Whitev.State

District Court of Appeal of Florida, Third DistrictJan 20, 1976
324 So. 2d 115 (Fla. Dist. Ct. App. 1976)

No. 75-616.

December 9, 1975. Rehearing Denied January 20, 1976.

Appeal from the Circuit Court, Dade County, Edward D. Cowart, J.

Phillip A. Hubbart, Public Defender, Mark King Leban, Asst. Public Defender, and Samuel I. Burstyn, Legal Intern, for appellant.

Robert L. Shevin, Atty. Gen., Margarita Esquiroz, Asst. Atty. Gen., and Charles L. Hauch, Legal Intern, for appellee.

Before PEARSON and NATHAN, JJ., and CHARLES A. CARROLL (Ret.), Associate Judge.


Appealing from his conviction of attempted auto theft (§§ 814.03(1) and 776.04 Fla. Stat., F.S.A.), the appellant argues insufficiency of the evidence of intent to permanently deprive the owner of the property involved. Further, appellant contends the court erred by denying his requested instruction relating to such intent.

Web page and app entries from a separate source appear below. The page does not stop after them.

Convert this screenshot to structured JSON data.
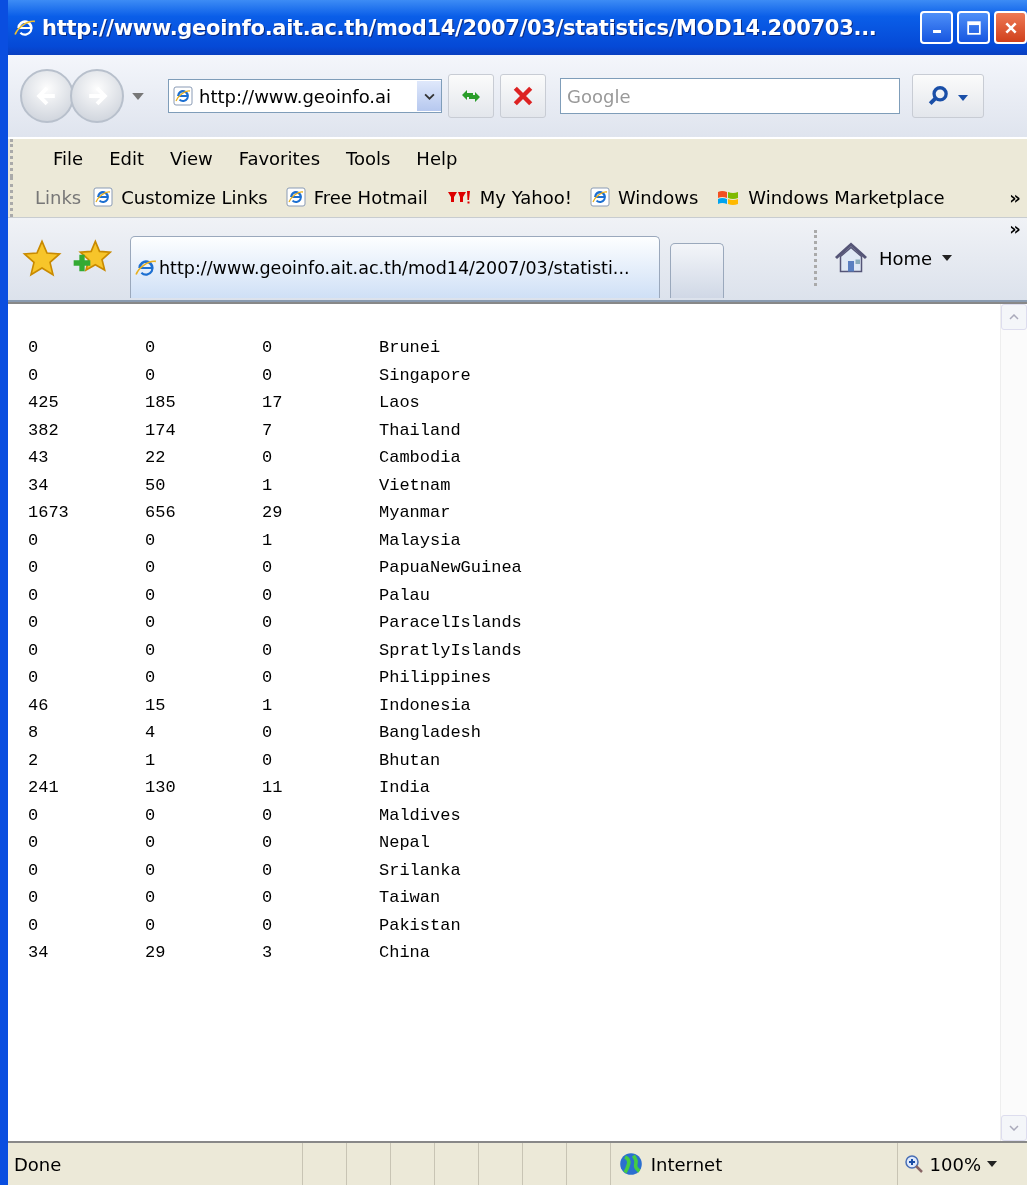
{
  "window": {
    "title": "http://www.geoinfo.ait.ac.th/mod14/2007/03/statistics/MOD14.200703..."
  },
  "address_bar": {
    "value": "http://www.geoinfo.ai"
  },
  "search": {
    "placeholder": "Google"
  },
  "menu": [
    "File",
    "Edit",
    "View",
    "Favorites",
    "Tools",
    "Help"
  ],
  "links": {
    "label": "Links",
    "items": [
      {
        "label": "Customize Links",
        "kind": "ie"
      },
      {
        "label": "Free Hotmail",
        "kind": "ie"
      },
      {
        "label": "My Yahoo!",
        "kind": "yahoo"
      },
      {
        "label": "Windows",
        "kind": "ie"
      },
      {
        "label": "Windows Marketplace",
        "kind": "windows"
      }
    ],
    "overflow": "»"
  },
  "tabs": [
    {
      "title": "http://www.geoinfo.ait.ac.th/mod14/2007/03/statisti...",
      "selected": true
    }
  ],
  "home": {
    "label": "Home"
  },
  "toolbar_overflow": "»",
  "table": {
    "rows": [
      [
        "0",
        "0",
        "0",
        "Brunei"
      ],
      [
        "0",
        "0",
        "0",
        "Singapore"
      ],
      [
        "425",
        "185",
        "17",
        "Laos"
      ],
      [
        "382",
        "174",
        "7",
        "Thailand"
      ],
      [
        "43",
        "22",
        "0",
        "Cambodia"
      ],
      [
        "34",
        "50",
        "1",
        "Vietnam"
      ],
      [
        "1673",
        "656",
        "29",
        "Myanmar"
      ],
      [
        "0",
        "0",
        "1",
        "Malaysia"
      ],
      [
        "0",
        "0",
        "0",
        "PapuaNewGuinea"
      ],
      [
        "0",
        "0",
        "0",
        "Palau"
      ],
      [
        "0",
        "0",
        "0",
        "ParacelIslands"
      ],
      [
        "0",
        "0",
        "0",
        "SpratlyIslands"
      ],
      [
        "0",
        "0",
        "0",
        "Philippines"
      ],
      [
        "46",
        "15",
        "1",
        "Indonesia"
      ],
      [
        "8",
        "4",
        "0",
        "Bangladesh"
      ],
      [
        "2",
        "1",
        "0",
        "Bhutan"
      ],
      [
        "241",
        "130",
        "11",
        "India"
      ],
      [
        "0",
        "0",
        "0",
        "Maldives"
      ],
      [
        "0",
        "0",
        "0",
        "Nepal"
      ],
      [
        "0",
        "0",
        "0",
        "Srilanka"
      ],
      [
        "0",
        "0",
        "0",
        "Taiwan"
      ],
      [
        "0",
        "0",
        "0",
        "Pakistan"
      ],
      [
        "34",
        "29",
        "3",
        "China"
      ]
    ]
  },
  "status_bar": {
    "text": "Done",
    "zone": "Internet",
    "zoom": "100%"
  }
}
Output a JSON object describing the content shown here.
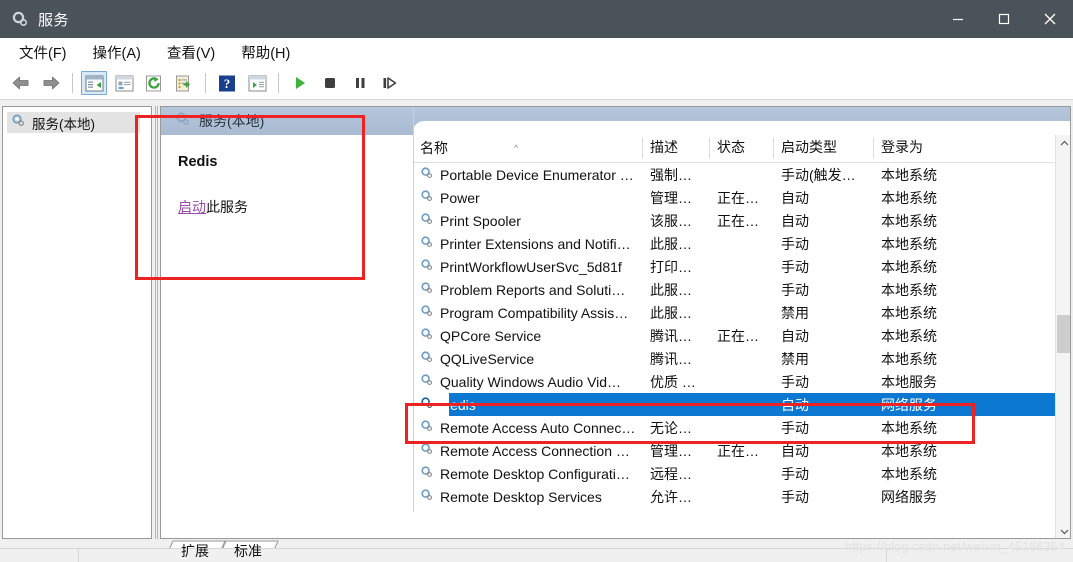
{
  "window": {
    "title": "服务",
    "title_icon": "gear-icon",
    "minimize_label": "—",
    "maximize_label": "□",
    "close_label": "✕"
  },
  "menubar": {
    "items": [
      {
        "label": "文件(F)",
        "name": "menu-file"
      },
      {
        "label": "操作(A)",
        "name": "menu-action"
      },
      {
        "label": "查看(V)",
        "name": "menu-view"
      },
      {
        "label": "帮助(H)",
        "name": "menu-help"
      }
    ]
  },
  "toolbar": {
    "items": [
      {
        "name": "back-icon",
        "tip": "后退"
      },
      {
        "name": "forward-icon",
        "tip": "前进"
      },
      {
        "name": "show-hide-console-tree-icon",
        "tip": "显示/隐藏控制台树",
        "selected": true
      },
      {
        "name": "properties-icon",
        "tip": "属性"
      },
      {
        "name": "refresh-icon",
        "tip": "刷新"
      },
      {
        "name": "export-list-icon",
        "tip": "导出列表"
      },
      {
        "name": "help-icon",
        "tip": "帮助"
      },
      {
        "name": "show-action-pane-icon",
        "tip": "显示/隐藏操作窗格"
      },
      {
        "name": "start-service-icon",
        "tip": "启动服务"
      },
      {
        "name": "stop-service-icon",
        "tip": "停止服务"
      },
      {
        "name": "pause-service-icon",
        "tip": "暂停服务"
      },
      {
        "name": "restart-service-icon",
        "tip": "重新启动服务"
      }
    ]
  },
  "tree": {
    "root_label": "服务(本地)",
    "root_icon": "gear-icon"
  },
  "pane": {
    "header_label": "服务(本地)",
    "header_icon": "gear-icon"
  },
  "detail": {
    "service_name": "Redis",
    "action_link": "启动",
    "action_suffix": "此服务"
  },
  "list": {
    "columns": [
      {
        "label": "名称",
        "name": "column-name"
      },
      {
        "label": "描述",
        "name": "column-description"
      },
      {
        "label": "状态",
        "name": "column-status"
      },
      {
        "label": "启动类型",
        "name": "column-startup-type"
      },
      {
        "label": "登录为",
        "name": "column-log-on-as"
      }
    ],
    "sort_indicator": "^",
    "rows": [
      {
        "name": "Portable Device Enumerator …",
        "desc": "强制…",
        "state": "",
        "startup": "手动(触发…",
        "logon": "本地系统",
        "selected": false
      },
      {
        "name": "Power",
        "desc": "管理…",
        "state": "正在…",
        "startup": "自动",
        "logon": "本地系统",
        "selected": false
      },
      {
        "name": "Print Spooler",
        "desc": "该服…",
        "state": "正在…",
        "startup": "自动",
        "logon": "本地系统",
        "selected": false
      },
      {
        "name": "Printer Extensions and Notifi…",
        "desc": "此服…",
        "state": "",
        "startup": "手动",
        "logon": "本地系统",
        "selected": false
      },
      {
        "name": "PrintWorkflowUserSvc_5d81f",
        "desc": "打印…",
        "state": "",
        "startup": "手动",
        "logon": "本地系统",
        "selected": false
      },
      {
        "name": "Problem Reports and Soluti…",
        "desc": "此服…",
        "state": "",
        "startup": "手动",
        "logon": "本地系统",
        "selected": false
      },
      {
        "name": "Program Compatibility Assis…",
        "desc": "此服…",
        "state": "",
        "startup": "禁用",
        "logon": "本地系统",
        "selected": false
      },
      {
        "name": "QPCore Service",
        "desc": "腾讯…",
        "state": "正在…",
        "startup": "自动",
        "logon": "本地系统",
        "selected": false
      },
      {
        "name": "QQLiveService",
        "desc": "腾讯…",
        "state": "",
        "startup": "禁用",
        "logon": "本地系统",
        "selected": false
      },
      {
        "name": "Quality Windows Audio Vid…",
        "desc": "优质 …",
        "state": "",
        "startup": "手动",
        "logon": "本地服务",
        "selected": false
      },
      {
        "name": "Redis",
        "desc": "",
        "state": "",
        "startup": "自动",
        "logon": "网络服务",
        "selected": true
      },
      {
        "name": "Remote Access Auto Connec…",
        "desc": "无论…",
        "state": "",
        "startup": "手动",
        "logon": "本地系统",
        "selected": false
      },
      {
        "name": "Remote Access Connection …",
        "desc": "管理…",
        "state": "正在…",
        "startup": "自动",
        "logon": "本地系统",
        "selected": false
      },
      {
        "name": "Remote Desktop Configurati…",
        "desc": "远程…",
        "state": "",
        "startup": "手动",
        "logon": "本地系统",
        "selected": false
      },
      {
        "name": "Remote Desktop Services",
        "desc": "允许…",
        "state": "",
        "startup": "手动",
        "logon": "网络服务",
        "selected": false
      }
    ]
  },
  "tabs": [
    {
      "label": "扩展",
      "name": "tab-extended",
      "active": false
    },
    {
      "label": "标准",
      "name": "tab-standard",
      "active": true
    }
  ],
  "watermark": "https://blog.csdn.net/weixin_45166354",
  "colors": {
    "titlebar": "#4a525a",
    "selection": "#0d78d1",
    "annotation": "#ee2222",
    "link": "#9b4ba8",
    "pane_header": "#a8bbd2"
  }
}
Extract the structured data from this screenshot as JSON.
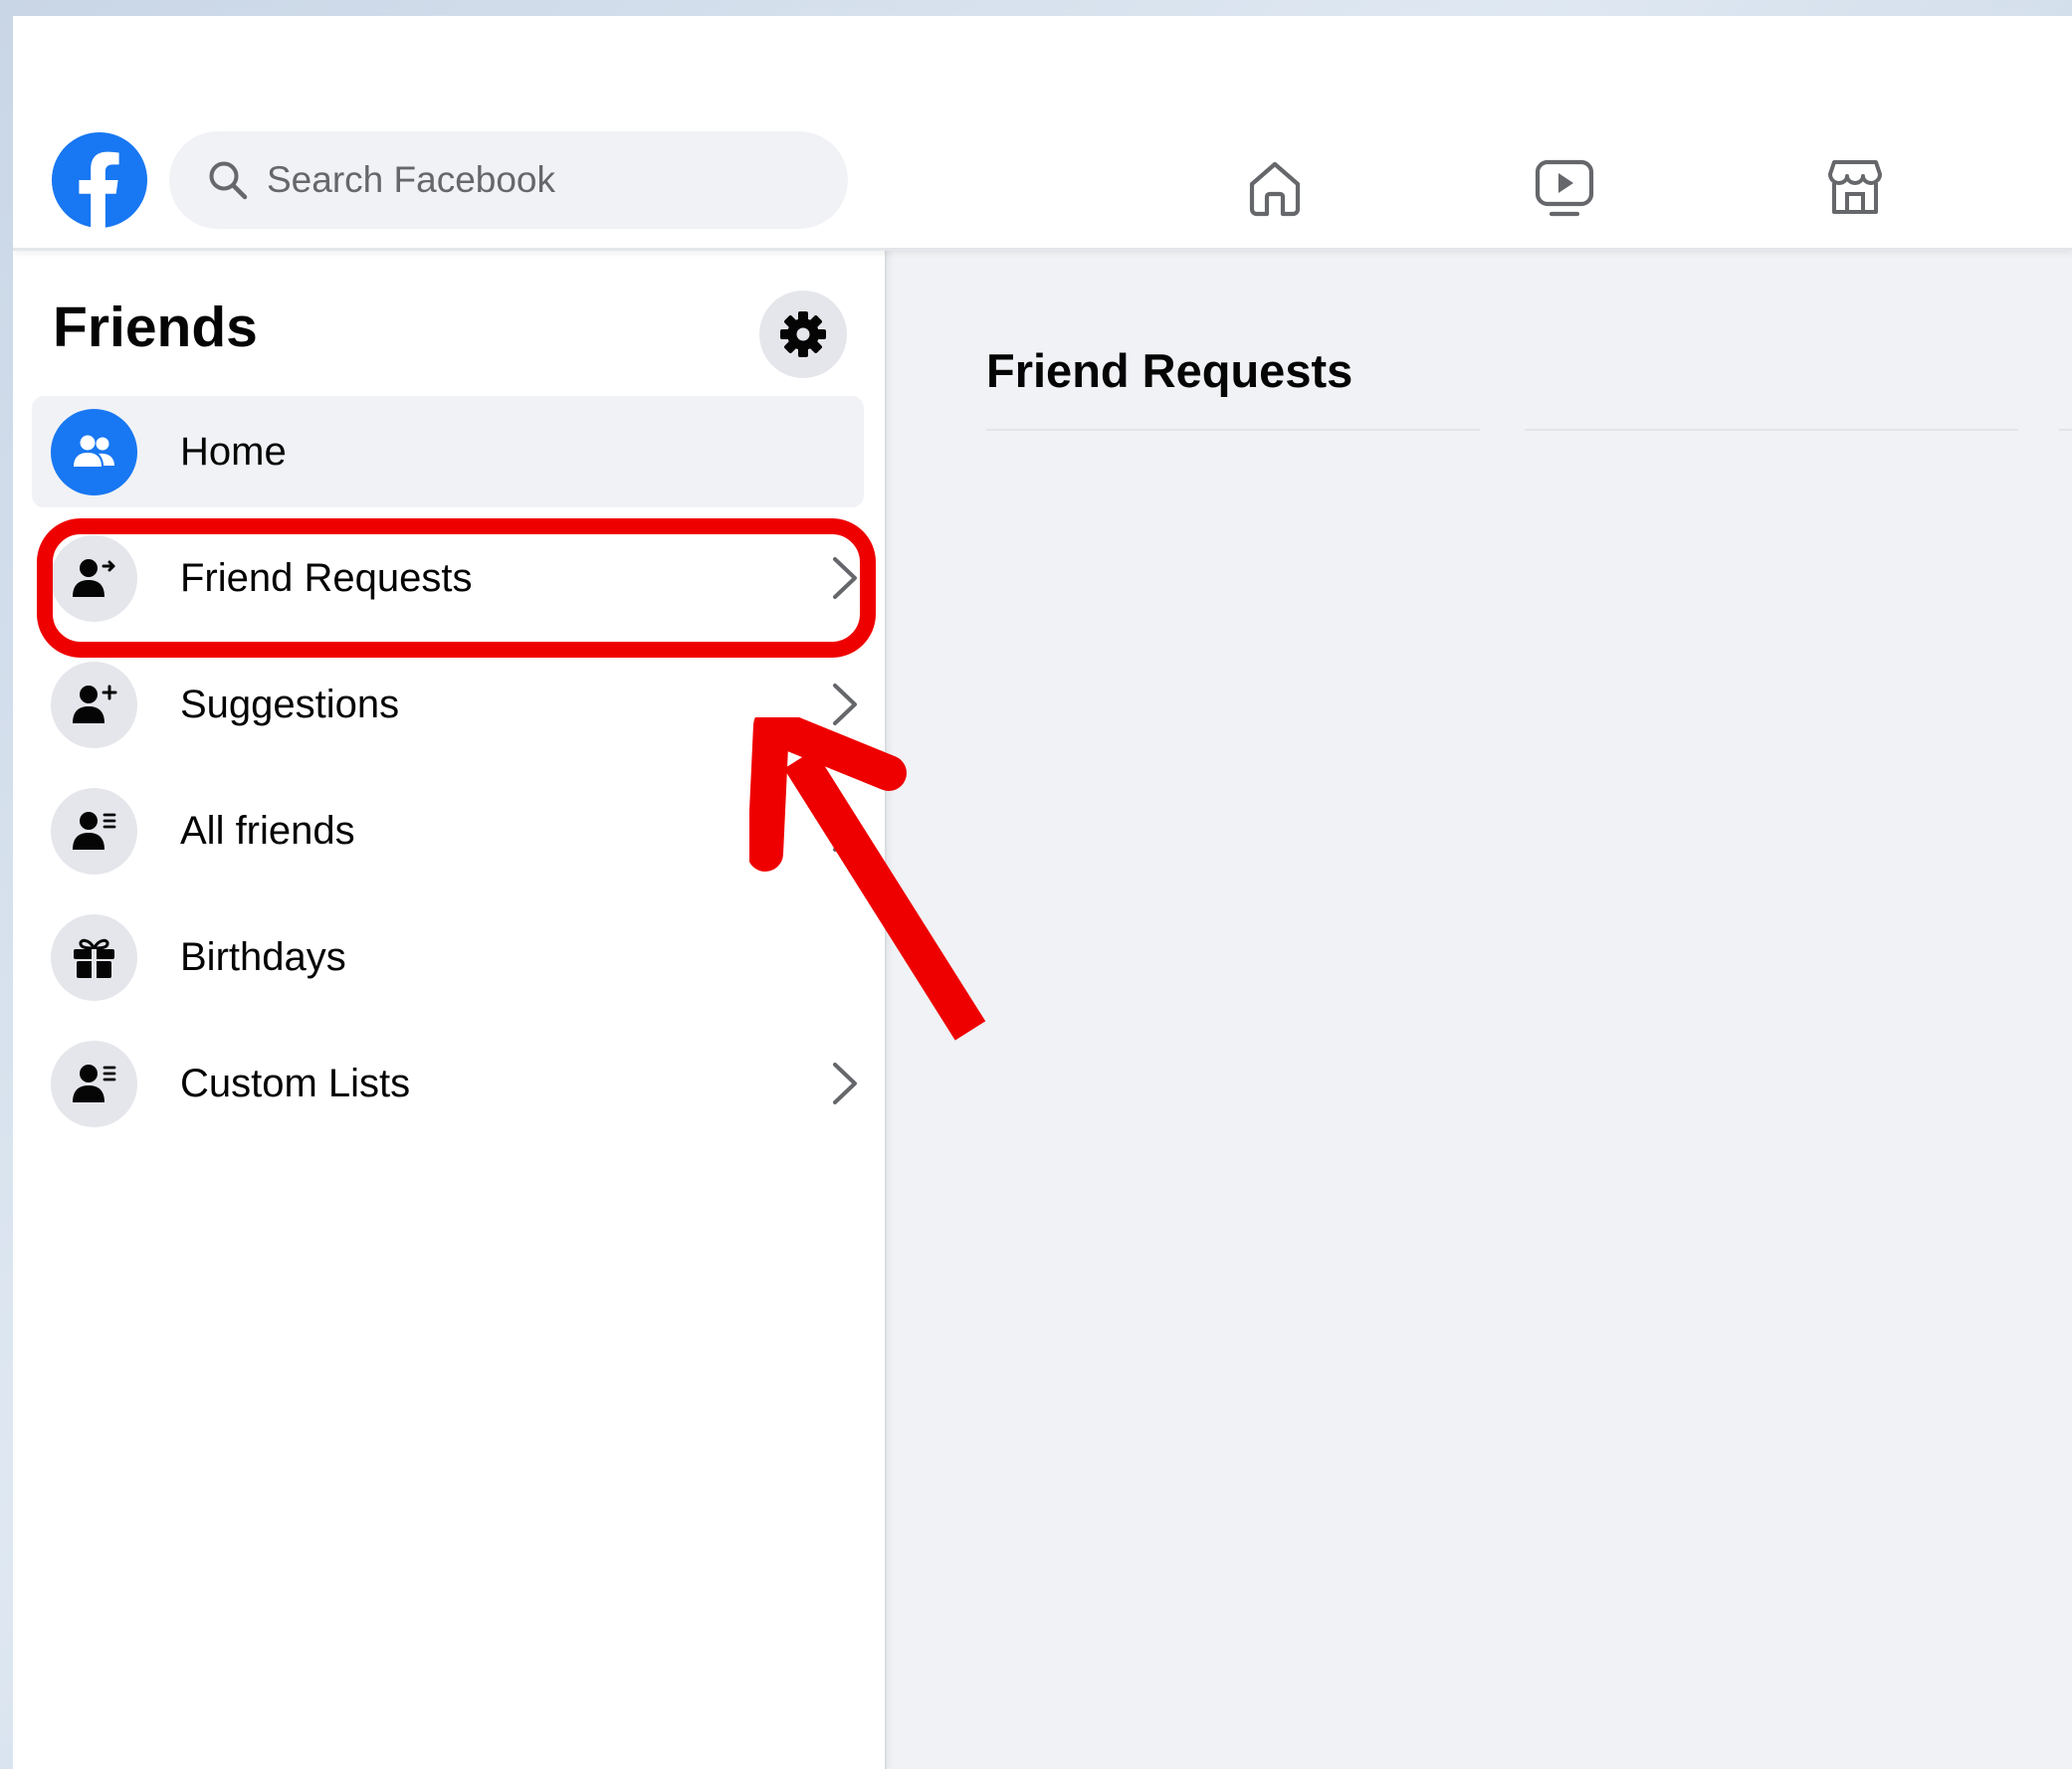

We find no reversible error is disclosed, and affirm. There was competent, substantial evidence to support the judgment, giving due effect to the quantum of proof involved.

Regarding the point as to the denied jury charge, the record fails to show, in the conference on jury charges or elsewhere, any timely objection by the defendant to the refusal of the court to give such requested charge, or any objection in that connection to the charges given by the court. Thereby, under Rule 3.390(d) RCrP, the contention on appeal of error for refusal to give such requested charge is not presentable here. Rayner v. State, Fla.App. 1973, 286 So.2d 604; Miller v. State, Fla.App. 1958, 102 So.2d 737.

Moreover the record reveals that the jury charges given by the court included and adequately covered that element of intent. Refusal to give a requested charge when it is covered by charges given has been held not to constitute error in decisions too numerous to justify citation. Since the court here charged on the intent element of the offense, we need not express an opinion on whether the absence of any charge on that element of intent would constitute fundamental error, or review the decisions in which that question has been discussed.

Affirmed.